→ Exercise aim
State the count of lines below in which the word "mouth" appears, and add nothing.

Records to use section start

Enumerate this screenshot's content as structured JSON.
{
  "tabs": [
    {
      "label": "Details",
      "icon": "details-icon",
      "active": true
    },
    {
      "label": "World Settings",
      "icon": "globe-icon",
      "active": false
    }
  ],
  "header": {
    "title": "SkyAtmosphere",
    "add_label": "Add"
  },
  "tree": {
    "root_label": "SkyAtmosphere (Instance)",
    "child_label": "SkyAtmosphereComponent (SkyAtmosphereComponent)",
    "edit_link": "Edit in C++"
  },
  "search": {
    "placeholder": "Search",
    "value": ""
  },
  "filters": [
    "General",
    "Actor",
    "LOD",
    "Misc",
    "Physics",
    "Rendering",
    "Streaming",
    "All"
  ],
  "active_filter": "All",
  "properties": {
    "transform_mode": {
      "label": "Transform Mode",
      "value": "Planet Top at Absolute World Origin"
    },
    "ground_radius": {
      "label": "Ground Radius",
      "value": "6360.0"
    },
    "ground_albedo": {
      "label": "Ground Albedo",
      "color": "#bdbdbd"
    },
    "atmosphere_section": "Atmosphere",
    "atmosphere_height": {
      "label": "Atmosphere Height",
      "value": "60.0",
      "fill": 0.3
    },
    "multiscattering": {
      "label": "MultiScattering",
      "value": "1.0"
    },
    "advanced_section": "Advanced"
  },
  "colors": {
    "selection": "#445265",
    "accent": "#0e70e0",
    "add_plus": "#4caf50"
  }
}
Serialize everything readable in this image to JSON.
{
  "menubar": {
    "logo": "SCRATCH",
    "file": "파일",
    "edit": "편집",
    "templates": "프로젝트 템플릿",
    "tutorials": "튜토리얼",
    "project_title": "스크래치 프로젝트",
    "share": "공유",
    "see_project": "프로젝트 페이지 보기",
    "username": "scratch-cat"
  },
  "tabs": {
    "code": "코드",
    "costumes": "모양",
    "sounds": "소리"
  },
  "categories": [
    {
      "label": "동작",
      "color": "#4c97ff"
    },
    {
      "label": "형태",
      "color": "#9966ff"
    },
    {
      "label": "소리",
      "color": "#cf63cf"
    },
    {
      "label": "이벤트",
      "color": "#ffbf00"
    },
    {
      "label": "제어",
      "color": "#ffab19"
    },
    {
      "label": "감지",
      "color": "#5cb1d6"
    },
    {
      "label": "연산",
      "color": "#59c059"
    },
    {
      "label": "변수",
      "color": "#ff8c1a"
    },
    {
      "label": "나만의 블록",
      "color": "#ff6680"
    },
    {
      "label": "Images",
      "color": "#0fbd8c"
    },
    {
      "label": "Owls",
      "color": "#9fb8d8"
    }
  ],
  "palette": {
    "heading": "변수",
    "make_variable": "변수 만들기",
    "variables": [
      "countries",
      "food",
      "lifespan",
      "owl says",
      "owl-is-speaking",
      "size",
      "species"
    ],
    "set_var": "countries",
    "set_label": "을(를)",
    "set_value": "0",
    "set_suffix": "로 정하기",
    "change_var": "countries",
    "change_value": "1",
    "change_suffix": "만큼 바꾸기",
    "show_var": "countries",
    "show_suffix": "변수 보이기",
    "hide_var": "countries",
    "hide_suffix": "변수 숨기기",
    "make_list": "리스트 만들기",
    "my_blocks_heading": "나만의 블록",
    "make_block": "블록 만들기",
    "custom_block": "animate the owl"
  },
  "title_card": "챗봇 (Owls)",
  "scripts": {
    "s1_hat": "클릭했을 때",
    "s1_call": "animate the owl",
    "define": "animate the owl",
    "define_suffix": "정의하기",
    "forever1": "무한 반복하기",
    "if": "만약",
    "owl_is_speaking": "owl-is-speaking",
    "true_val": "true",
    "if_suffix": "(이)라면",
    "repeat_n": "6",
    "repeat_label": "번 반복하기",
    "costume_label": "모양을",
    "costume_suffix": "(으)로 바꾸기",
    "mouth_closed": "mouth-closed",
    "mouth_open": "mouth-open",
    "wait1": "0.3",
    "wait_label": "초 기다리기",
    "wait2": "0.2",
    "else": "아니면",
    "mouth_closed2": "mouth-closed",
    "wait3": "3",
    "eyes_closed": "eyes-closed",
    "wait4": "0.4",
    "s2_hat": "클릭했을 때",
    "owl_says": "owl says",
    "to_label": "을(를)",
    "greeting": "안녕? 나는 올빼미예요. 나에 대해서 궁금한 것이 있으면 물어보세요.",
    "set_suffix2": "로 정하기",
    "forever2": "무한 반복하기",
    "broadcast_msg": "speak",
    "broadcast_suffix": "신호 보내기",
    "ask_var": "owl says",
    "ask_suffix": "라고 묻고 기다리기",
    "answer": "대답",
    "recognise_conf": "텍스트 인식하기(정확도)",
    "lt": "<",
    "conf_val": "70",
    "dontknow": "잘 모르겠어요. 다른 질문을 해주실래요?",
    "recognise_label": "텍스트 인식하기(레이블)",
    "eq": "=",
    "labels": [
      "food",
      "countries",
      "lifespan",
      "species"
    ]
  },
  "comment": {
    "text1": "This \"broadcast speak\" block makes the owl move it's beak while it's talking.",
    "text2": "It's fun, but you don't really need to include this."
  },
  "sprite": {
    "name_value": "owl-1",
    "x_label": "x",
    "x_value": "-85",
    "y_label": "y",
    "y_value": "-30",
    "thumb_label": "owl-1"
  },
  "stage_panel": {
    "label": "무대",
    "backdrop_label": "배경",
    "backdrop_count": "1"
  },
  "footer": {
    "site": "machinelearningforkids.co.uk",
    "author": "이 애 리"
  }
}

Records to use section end

→ Result of the exercise
3